was North Carolina's 32nd against a
Top 20 team during the 58-game
stre,ak, and the Tar Heels have gone
30-0-2 against the stiff opposition.
UNC has outscored the ranked
competition 91-15, and the overall
opposition by a whopping 236-17.
It's a streak which Dorrance says
has been perpetuated by a drive to
See RECORD page 8
controlled play for most of the second
half, but couldn't find the net behind
Meola. At the 58:50 mark UNC's
John Cocking took a perfect throw
in from Richard Wachsmari, but once
again the headed ball went right at
Meola from close range.
Just six minutes later, Wabhsman
set up Tommy Nicholson right in
front of the net. But Nicholson's blast
from eight yards out hit the stunned
goaltender's chest before he had a
chance to react, and the rebound was
cleared, leaving the Tar Heels a goal
behind at 1-0.
Virginia put the game out of reach
with 16:43 remaining when a Drew
Fallon pass from the right wing hit
teammate Kris Kelderman in front of
the net. Kelderman wasted no time,
as he nailed a shot from 15 yards out
off the right post and into the net
behind a diving Sherry.
The goal took the energy out of
the Tar Heels' second half comeback
hopes, and neither team had a good
scoring chance for the remaining 15
minutes of play.
UNC midfielder Dino Megaloudis
said Virginia's second goal was
typical of its style of play.
"They play pretty conservatively
and they just sit back and wait for
their chances to score," Megaloudis
said. "There is nothing they do that

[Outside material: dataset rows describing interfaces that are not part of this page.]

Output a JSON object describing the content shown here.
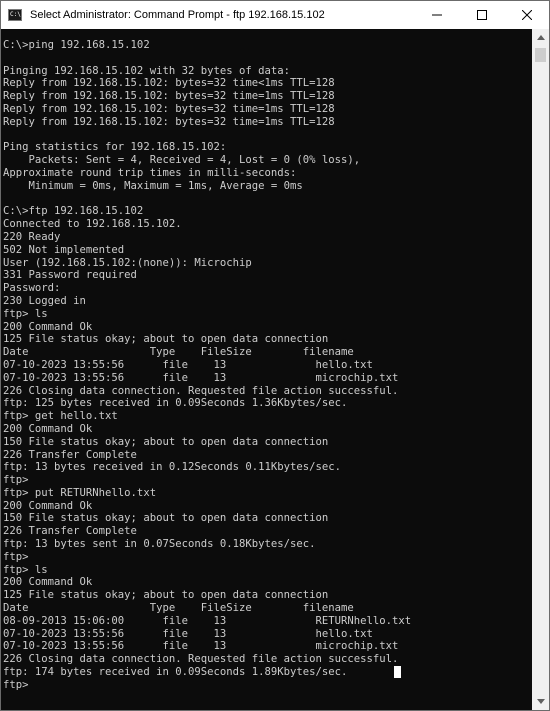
{
  "window": {
    "title": "Select Administrator: Command Prompt - ftp  192.168.15.102",
    "icon": "cmd-icon",
    "icon_text": "C:\\",
    "controls": [
      "minimize",
      "maximize",
      "close"
    ]
  },
  "console": {
    "lines": [
      "C:\\>ping 192.168.15.102",
      "",
      "Pinging 192.168.15.102 with 32 bytes of data:",
      "Reply from 192.168.15.102: bytes=32 time<1ms TTL=128",
      "Reply from 192.168.15.102: bytes=32 time=1ms TTL=128",
      "Reply from 192.168.15.102: bytes=32 time=1ms TTL=128",
      "Reply from 192.168.15.102: bytes=32 time=1ms TTL=128",
      "",
      "Ping statistics for 192.168.15.102:",
      "    Packets: Sent = 4, Received = 4, Lost = 0 (0% loss),",
      "Approximate round trip times in milli-seconds:",
      "    Minimum = 0ms, Maximum = 1ms, Average = 0ms",
      "",
      "C:\\>ftp 192.168.15.102",
      "Connected to 192.168.15.102.",
      "220 Ready",
      "502 Not implemented",
      "User (192.168.15.102:(none)): Microchip",
      "331 Password required",
      "Password:",
      "230 Logged in",
      "ftp> ls",
      "200 Command Ok",
      "125 File status okay; about to open data connection",
      "Date                   Type    FileSize        filename",
      "07-10-2023 13:55:56      file    13              hello.txt",
      "07-10-2023 13:55:56      file    13              microchip.txt",
      "226 Closing data connection. Requested file action successful.",
      "ftp: 125 bytes received in 0.09Seconds 1.36Kbytes/sec.",
      "ftp> get hello.txt",
      "200 Command Ok",
      "150 File status okay; about to open data connection",
      "226 Transfer Complete",
      "ftp: 13 bytes received in 0.12Seconds 0.11Kbytes/sec.",
      "ftp>",
      "ftp> put RETURNhello.txt",
      "200 Command Ok",
      "150 File status okay; about to open data connection",
      "226 Transfer Complete",
      "ftp: 13 bytes sent in 0.07Seconds 0.18Kbytes/sec.",
      "ftp>",
      "ftp> ls",
      "200 Command Ok",
      "125 File status okay; about to open data connection",
      "Date                   Type    FileSize        filename",
      "08-09-2013 15:06:00      file    13              RETURNhello.txt",
      "07-10-2023 13:55:56      file    13              hello.txt",
      "07-10-2023 13:55:56      file    13              microchip.txt",
      "226 Closing data connection. Requested file action successful.",
      "ftp: 174 bytes received in 0.09Seconds 1.89Kbytes/sec.",
      "ftp>"
    ],
    "cursor_after_line": 49,
    "colors": {
      "background": "#0c0c0c",
      "text": "#cccccc",
      "cursor": "#ffffff"
    }
  }
}
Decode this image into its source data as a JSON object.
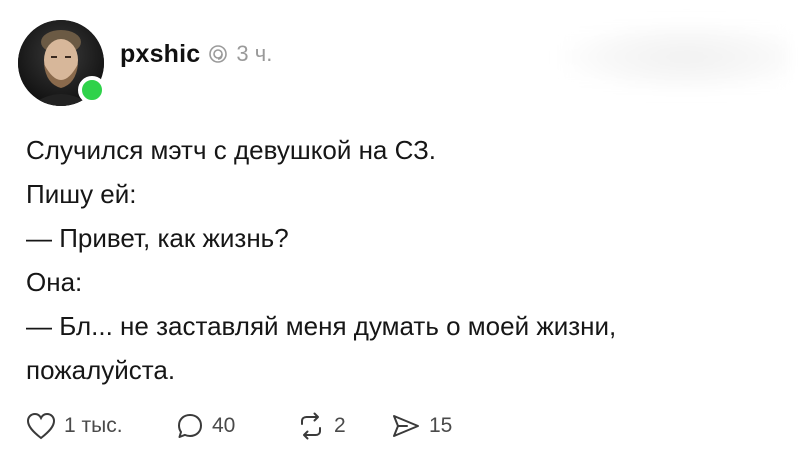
{
  "post": {
    "username": "pxshic",
    "time": "3 ч.",
    "user_online": true,
    "lines": [
      "Случился мэтч с девушкой на СЗ.",
      "Пишу ей:",
      "— Привет, как жизнь?",
      "Она:",
      "— Бл... не заставляй меня думать о моей жизни,",
      "пожалуйста."
    ]
  },
  "actions": {
    "likes": "1 тыс.",
    "comments": "40",
    "reposts": "2",
    "shares": "15"
  },
  "icons": {
    "verified": "threads-badge-icon",
    "like": "heart-icon",
    "comment": "comment-bubble-icon",
    "repost": "repost-icon",
    "share": "send-icon"
  },
  "colors": {
    "online": "#2fd24a",
    "secondary_text": "#9a9a9a"
  }
}
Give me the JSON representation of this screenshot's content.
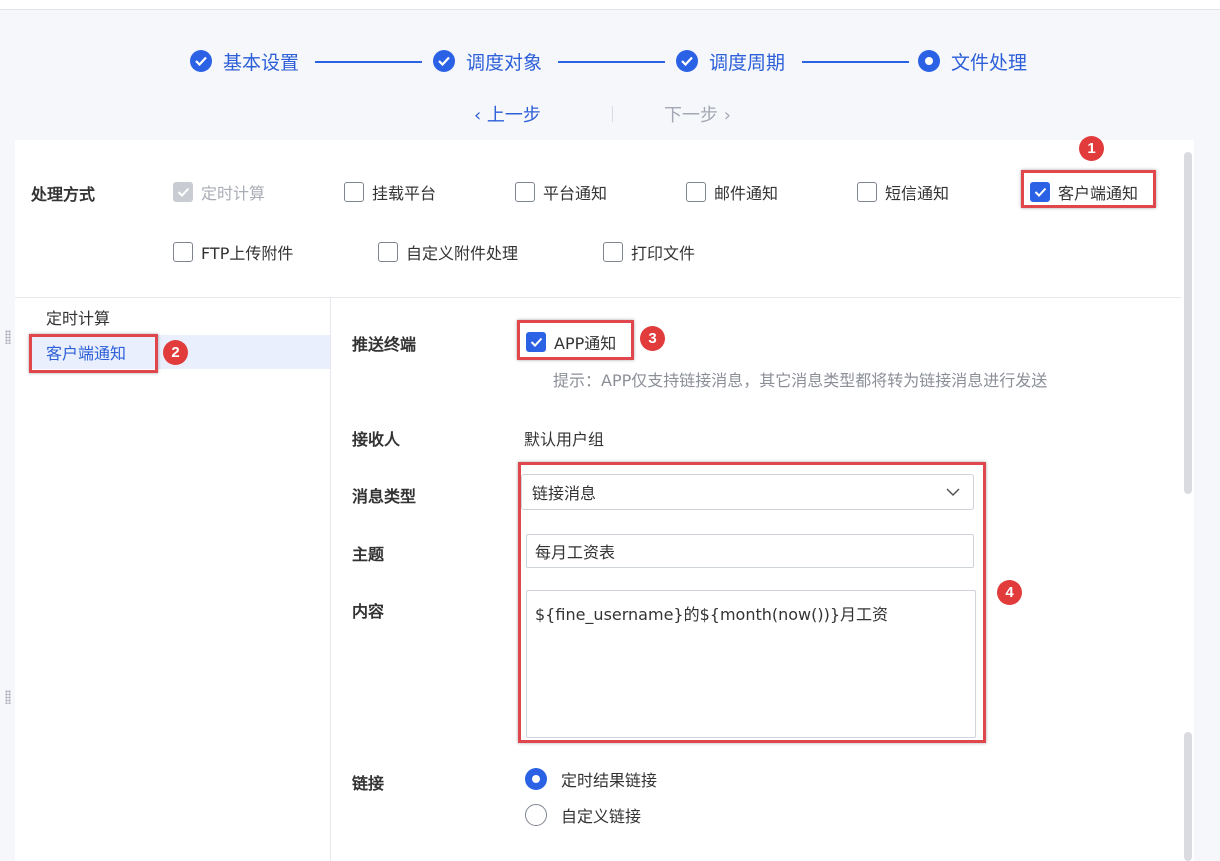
{
  "steps": [
    {
      "label": "基本设置",
      "state": "done"
    },
    {
      "label": "调度对象",
      "state": "done"
    },
    {
      "label": "调度周期",
      "state": "done"
    },
    {
      "label": "文件处理",
      "state": "current"
    }
  ],
  "nav_buttons": {
    "prev": "‹ 上一步",
    "next": "下一步 ›"
  },
  "processing": {
    "label": "处理方式",
    "options": [
      {
        "label": "定时计算",
        "checked": true,
        "disabled": true
      },
      {
        "label": "挂载平台",
        "checked": false
      },
      {
        "label": "平台通知",
        "checked": false
      },
      {
        "label": "邮件通知",
        "checked": false
      },
      {
        "label": "短信通知",
        "checked": false
      },
      {
        "label": "客户端通知",
        "checked": true
      },
      {
        "label": "FTP上传附件",
        "checked": false
      },
      {
        "label": "自定义附件处理",
        "checked": false
      },
      {
        "label": "打印文件",
        "checked": false
      }
    ]
  },
  "sidenav": {
    "items": [
      "定时计算",
      "客户端通知"
    ],
    "active": "客户端通知"
  },
  "form": {
    "push_terminal": {
      "label": "推送终端",
      "option": "APP通知",
      "checked": true,
      "hint": "提示：APP仅支持链接消息，其它消息类型都将转为链接消息进行发送"
    },
    "recipient": {
      "label": "接收人",
      "value": "默认用户组"
    },
    "message_type": {
      "label": "消息类型",
      "value": "链接消息"
    },
    "subject": {
      "label": "主题",
      "value": "每月工资表"
    },
    "content": {
      "label": "内容",
      "value": "${fine_username}的${month(now())}月工资"
    },
    "link": {
      "label": "链接",
      "options": [
        "定时结果链接",
        "自定义链接"
      ],
      "selected": "定时结果链接"
    }
  },
  "annotations": {
    "badges": [
      "1",
      "2",
      "3",
      "4"
    ],
    "color": "#e0474c"
  },
  "colors": {
    "primary": "#2b62e5",
    "annotation": "#e0474c"
  }
}
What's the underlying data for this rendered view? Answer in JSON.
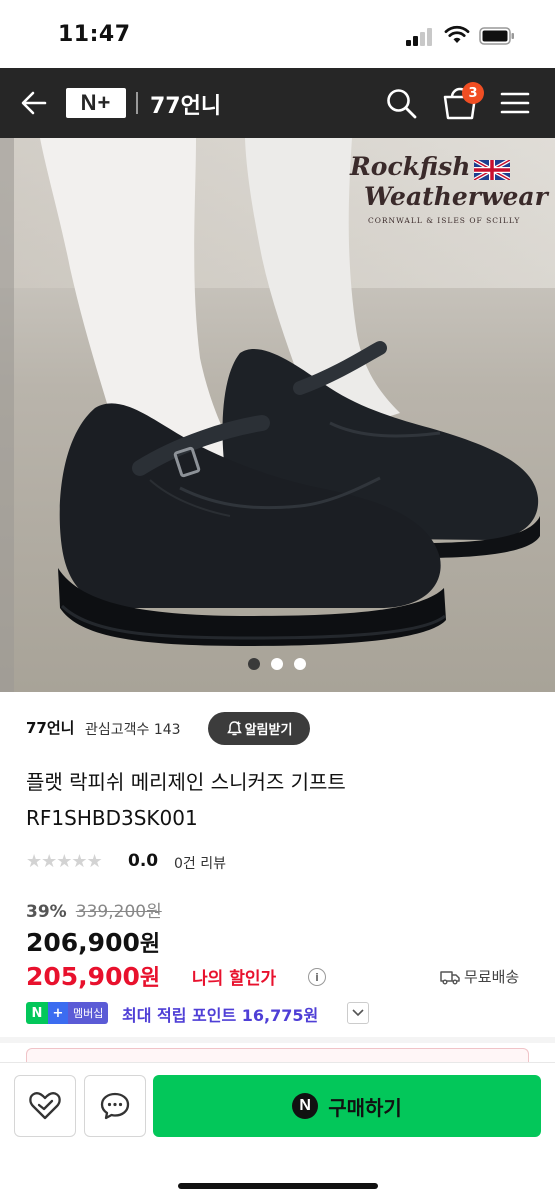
{
  "status_bar": {
    "time": "11:47"
  },
  "header": {
    "logo_text": "N+",
    "store_name": "77언니",
    "cart_count": "3"
  },
  "hero": {
    "brand_line1": "Rockfish",
    "brand_line2": "Weatherwear",
    "brand_sub": "CORNWALL & ISLES OF SCILLY",
    "slide_count": 3,
    "active_slide": 1
  },
  "store": {
    "name": "77언니",
    "followers": "관심고객수 143",
    "notify_label": "알림받기"
  },
  "product": {
    "title_line1": "플랫 락피쉬 메리제인 스니커즈 기프트",
    "title_line2": "RF1SHBD3SK001",
    "rating_stars": "★★★★★",
    "rating": "0.0",
    "review_count": "0건 리뷰",
    "discount_rate": "39%",
    "original_price": "339,200원",
    "sale_price": "206,900",
    "sale_unit": "원",
    "my_price": "205,900",
    "my_price_unit": "원",
    "my_price_label": "나의 할인가",
    "free_shipping": "무료배송"
  },
  "membership": {
    "n": "N",
    "plus": "+",
    "member_label": "멤버십",
    "points_text": "최대 적립 포인트 16,775원"
  },
  "bottom_bar": {
    "buy_label": "구매하기",
    "buy_icon_letter": "N"
  },
  "colors": {
    "header_bg": "#262626",
    "accent_red": "#e8112d",
    "naver_green": "#03c75a",
    "membership_purple": "#4f3fd6",
    "badge_orange": "#f04e23"
  }
}
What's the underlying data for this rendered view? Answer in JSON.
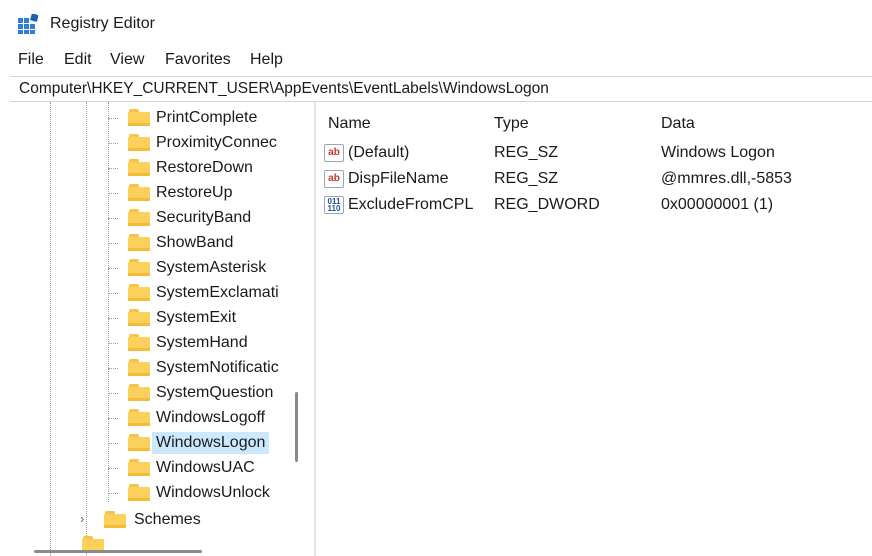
{
  "app": {
    "title": "Registry Editor",
    "icon": "registry-editor-icon"
  },
  "menu": [
    "File",
    "Edit",
    "View",
    "Favorites",
    "Help"
  ],
  "address": "Computer\\HKEY_CURRENT_USER\\AppEvents\\EventLabels\\WindowsLogon",
  "tree": {
    "items": [
      {
        "label": "PrintComplete"
      },
      {
        "label": "ProximityConnec"
      },
      {
        "label": "RestoreDown"
      },
      {
        "label": "RestoreUp"
      },
      {
        "label": "SecurityBand"
      },
      {
        "label": "ShowBand"
      },
      {
        "label": "SystemAsterisk"
      },
      {
        "label": "SystemExclamati"
      },
      {
        "label": "SystemExit"
      },
      {
        "label": "SystemHand"
      },
      {
        "label": "SystemNotificatic"
      },
      {
        "label": "SystemQuestion"
      },
      {
        "label": "WindowsLogoff"
      },
      {
        "label": "WindowsLogon",
        "selected": true
      },
      {
        "label": "WindowsUAC"
      },
      {
        "label": "WindowsUnlock"
      }
    ],
    "parent_sibling": {
      "label": "Schemes",
      "chevron": "›"
    }
  },
  "list": {
    "columns": {
      "name": "Name",
      "type": "Type",
      "data": "Data"
    },
    "rows": [
      {
        "icon": "ab",
        "icon_name": "string-value-icon",
        "name": "(Default)",
        "type": "REG_SZ",
        "data": "Windows Logon"
      },
      {
        "icon": "ab",
        "icon_name": "string-value-icon",
        "name": "DispFileName",
        "type": "REG_SZ",
        "data": "@mmres.dll,-5853"
      },
      {
        "icon": "011\n110",
        "icon_name": "binary-value-icon",
        "name": "ExcludeFromCPL",
        "type": "REG_DWORD",
        "data": "0x00000001 (1)"
      }
    ]
  },
  "colors": {
    "selection": "#cce8ff",
    "folder": "#fcd15b"
  }
}
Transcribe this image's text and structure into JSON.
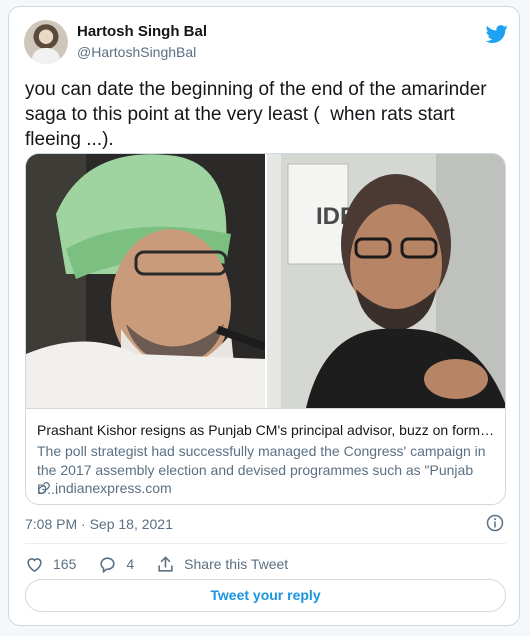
{
  "author": {
    "name": "Hartosh Singh Bal",
    "handle": "@HartoshSinghBal"
  },
  "tweet": {
    "text": "you can date the beginning of the end of the amarinder saga to this point at the very least (  when rats start fleeing ...)."
  },
  "link_card": {
    "title": "Prashant Kishor resigns as Punjab CM's principal advisor, buzz on formal...",
    "description": "The poll strategist had successfully managed the Congress' campaign in the 2017 assembly election and devised programmes such as \"Punjab D...",
    "domain": "indianexpress.com",
    "photo_sign_text": "IDE"
  },
  "meta": {
    "timestamp": "7:08 PM · Sep 18, 2021"
  },
  "actions": {
    "likes": "165",
    "replies": "4",
    "share_label": "Share this Tweet",
    "reply_button": "Tweet your reply"
  },
  "colors": {
    "accent": "#1da1f2",
    "reply_button_text": "#1b95e0",
    "like_color": "#5b7083"
  },
  "icons": [
    "twitter-bird-icon",
    "info-icon",
    "heart-icon",
    "comment-icon",
    "share-icon",
    "link-icon"
  ]
}
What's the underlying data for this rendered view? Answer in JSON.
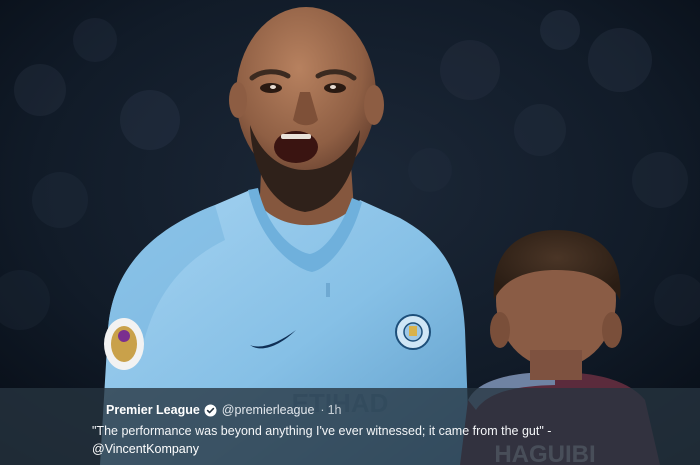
{
  "tweet": {
    "account_name": "Premier League",
    "handle": "@premierleague",
    "separator": "·",
    "time": "1h",
    "text": "\"The performance was beyond anything I've ever witnessed; it came from the gut\" -",
    "mention": "@VincentKompany"
  },
  "photo": {
    "jersey_sponsor_text": "ETIHAD",
    "back_shirt_name": "HAGUIBI",
    "colors": {
      "crowd_background": "#101a27",
      "jersey_sky_blue": "#8ec6ea",
      "skin": "#9a6a4d",
      "opponent_shirt": "#5b2b3c",
      "overlay": "#263440"
    }
  },
  "icons": {
    "verified": "verified-badge-icon"
  }
}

is really outstanding, but they seem
to make the most of the chances they
do get during the game."
Bolowich said Virginia's offensive
efficiency was the key difference in
the match. ' '
"They had only one chance in the
entire second half and they put it in,"
Bolowich said. "We had 10 chances
and we couldn't put one in the net.
We had some shots from close range
today that we must start putting in
III . s N
1 ill V v X v
::;.: - :::o':v:vv. . -v.-.'v.-.-x-vX-:-Xv;-y.;. i y